You don’t need a ton of tools to clip your dog’s nails at home. Before your start, gather up the following:
High-quality pair of dog nail trimmers
Dremel nail grinder
Styptic powder (such as Kwik-Stop) to stop bleeding if you nick the quick, which is the blood vessel that supplies blood to the claw.
How To Safely Trim Your Dog’s Nails
Now that you have the supplies, it’s time to get trimming. Unfortunately, most dogs are initially uncomfortable with having their nails trimmed, which is why it’s important to practice. Training is key for cutting dog nails at home — if you have a young dog, get started early. Some may happily sit in your lap, but even with training, other dogs may require some form of restraint.
1. Find a Comfortable Position
You may want to start by sitting on the floor with your dog on your lap. You can also hold them on a table or have someone help hold them. Position your body opposite the nail you are trimming.
2. Keep Your Dog Calm
Gently pat and massage your dog to get them to relax. Make trimming time fun and not a struggle — high-value treats help, as does a cheerful, calm presence.
3. Assess Your Dog’s Nails
Hold your dog’s paw firmly and push on the pads to extend the nails, then locate where the quick ends. With clear or light dog nails, it’s easy to see the pink color that indicates where the quick is, but with black or dark nails, you’ll need to cut in several small increments to reduce the chance of cutting into it and making your dog bleed. If you don’t easily see it or aren’t confident, don’t hesitate to enlist the services of a seasoned dog groomer.
4. Clip the Nails, Avoiding the Quick
A scissors-type nail trimmer is best used to trim dog nails that are long enough to curl. With the cutting end of the nail clipper toward the end of the nail, trim below the quick on a 45-degree angle. Make several small nips with the clippers instead of one large one.
For dogs with dark nails: As you cut off small pieces of the nail, look at the cut edge. As you cut the nail deeper, you will begin to see a homogeneous gray-to-pink oval appear at the top of the cut surface. Stop cutting the nail at this point, as additional cutting will sever into the quick.
Your goal is to cut the claw within approximately 2 millimeters of the quick. Ultimately, nails should be trimmed so that when dogs step down, their nails don’t touch the floor. If you accidentally cut into the quick, the claw will bleed and your dog will experience some pain. Wipe off the blood and apply Kwik-Stop or styptic powder to stop the bleeding. And don’t worry, these cuts usually aren’t serious and will heal in a short time. Even without any treatment, the nail should stop bleeding in about five minutes or less.
5. Take Breaks — And Reward Your Dog With Treats
Go slowly and take breaks between each paw, especially if your dog is new to at-home nail trimming.

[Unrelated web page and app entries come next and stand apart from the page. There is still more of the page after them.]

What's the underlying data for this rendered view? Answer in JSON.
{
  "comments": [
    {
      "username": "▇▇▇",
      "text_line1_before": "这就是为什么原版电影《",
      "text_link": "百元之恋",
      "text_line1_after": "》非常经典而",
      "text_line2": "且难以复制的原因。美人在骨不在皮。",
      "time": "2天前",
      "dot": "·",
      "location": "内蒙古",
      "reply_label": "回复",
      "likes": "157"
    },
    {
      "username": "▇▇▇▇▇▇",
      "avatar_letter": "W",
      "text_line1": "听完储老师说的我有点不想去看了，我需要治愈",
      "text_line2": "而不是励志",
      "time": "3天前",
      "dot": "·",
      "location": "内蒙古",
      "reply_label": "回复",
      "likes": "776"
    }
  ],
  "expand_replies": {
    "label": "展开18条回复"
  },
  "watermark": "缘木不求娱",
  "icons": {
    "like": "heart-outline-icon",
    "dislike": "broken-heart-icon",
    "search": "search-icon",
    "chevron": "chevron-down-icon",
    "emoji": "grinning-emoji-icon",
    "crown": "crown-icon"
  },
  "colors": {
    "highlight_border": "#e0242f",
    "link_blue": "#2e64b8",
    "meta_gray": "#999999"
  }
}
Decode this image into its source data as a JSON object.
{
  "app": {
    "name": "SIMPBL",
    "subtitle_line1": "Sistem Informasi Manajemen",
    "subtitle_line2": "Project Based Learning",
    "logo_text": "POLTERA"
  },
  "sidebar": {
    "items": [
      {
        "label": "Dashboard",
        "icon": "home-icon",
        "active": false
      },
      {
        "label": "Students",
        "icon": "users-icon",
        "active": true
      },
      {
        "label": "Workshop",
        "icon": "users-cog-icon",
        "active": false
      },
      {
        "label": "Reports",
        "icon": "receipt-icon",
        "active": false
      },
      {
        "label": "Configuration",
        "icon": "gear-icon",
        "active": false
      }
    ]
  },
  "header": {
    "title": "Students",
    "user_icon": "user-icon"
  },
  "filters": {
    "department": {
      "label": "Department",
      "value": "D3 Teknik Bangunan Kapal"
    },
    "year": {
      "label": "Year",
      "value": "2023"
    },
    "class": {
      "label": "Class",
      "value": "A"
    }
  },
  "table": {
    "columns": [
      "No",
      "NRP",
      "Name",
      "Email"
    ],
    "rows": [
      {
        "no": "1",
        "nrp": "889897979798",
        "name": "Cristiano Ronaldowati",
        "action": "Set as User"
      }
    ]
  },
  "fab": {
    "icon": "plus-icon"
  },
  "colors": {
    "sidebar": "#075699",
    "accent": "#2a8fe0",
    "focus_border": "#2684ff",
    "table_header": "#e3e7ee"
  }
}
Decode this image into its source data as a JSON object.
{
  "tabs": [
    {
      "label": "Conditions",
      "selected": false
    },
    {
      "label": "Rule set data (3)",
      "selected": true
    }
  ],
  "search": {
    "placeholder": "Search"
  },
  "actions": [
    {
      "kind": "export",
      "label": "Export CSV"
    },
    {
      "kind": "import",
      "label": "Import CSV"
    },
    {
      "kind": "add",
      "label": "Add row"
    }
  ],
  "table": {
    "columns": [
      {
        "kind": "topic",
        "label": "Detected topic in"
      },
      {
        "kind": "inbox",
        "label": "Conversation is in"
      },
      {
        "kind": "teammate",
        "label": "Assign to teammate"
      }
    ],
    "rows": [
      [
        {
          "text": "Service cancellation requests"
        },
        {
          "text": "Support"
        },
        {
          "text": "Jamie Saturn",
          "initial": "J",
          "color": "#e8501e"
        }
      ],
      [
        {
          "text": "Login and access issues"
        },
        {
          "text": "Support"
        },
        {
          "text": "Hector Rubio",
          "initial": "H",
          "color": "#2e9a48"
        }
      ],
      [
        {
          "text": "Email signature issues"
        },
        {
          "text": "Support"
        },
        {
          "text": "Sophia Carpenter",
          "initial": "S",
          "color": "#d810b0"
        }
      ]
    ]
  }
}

Consider rewarding them with treats after each clip. Over time, you can build up to several cuts or paws between treats. Give your dog (and yourself) time to relax and build confidence by taking breaks as needed.
A Few Nail Trimming Tips to Keep in Mind
In some cases, if the nails are brittle, cutting may splinter the nail. In these cases, file the nail in a sweeping motion starting from the back of the nail, following the curve to the tip.
Trim a small amount on a regular basis instead of removing large portions less regularly.
Invest in a good pair of nail trimmers in an appropriate size for your dog. They can last a lifetime.
“There are dogs who, no matter what, struggle so much that four people are needed to accomplish the nail trims — three to restrain the wriggling beast and one to trim the nails (and these are dogs who are often perfectly mannered in every other situation). In such cases, one has to question whether or not it’s really worth it,” says Dr. Kay. Talk with your vet about how to make nail trims less stressful and more successful.
A vet explains when you can treat the injury at home — and when it's best to seek professional help.
Keep your dog well-groomed but trust trims to the pros.
Claudia Kawczynska was co-founder and editor-in-chief of The Bark for 20 years. She also edited the best-selling anthology Dog Is My Co-Pilot.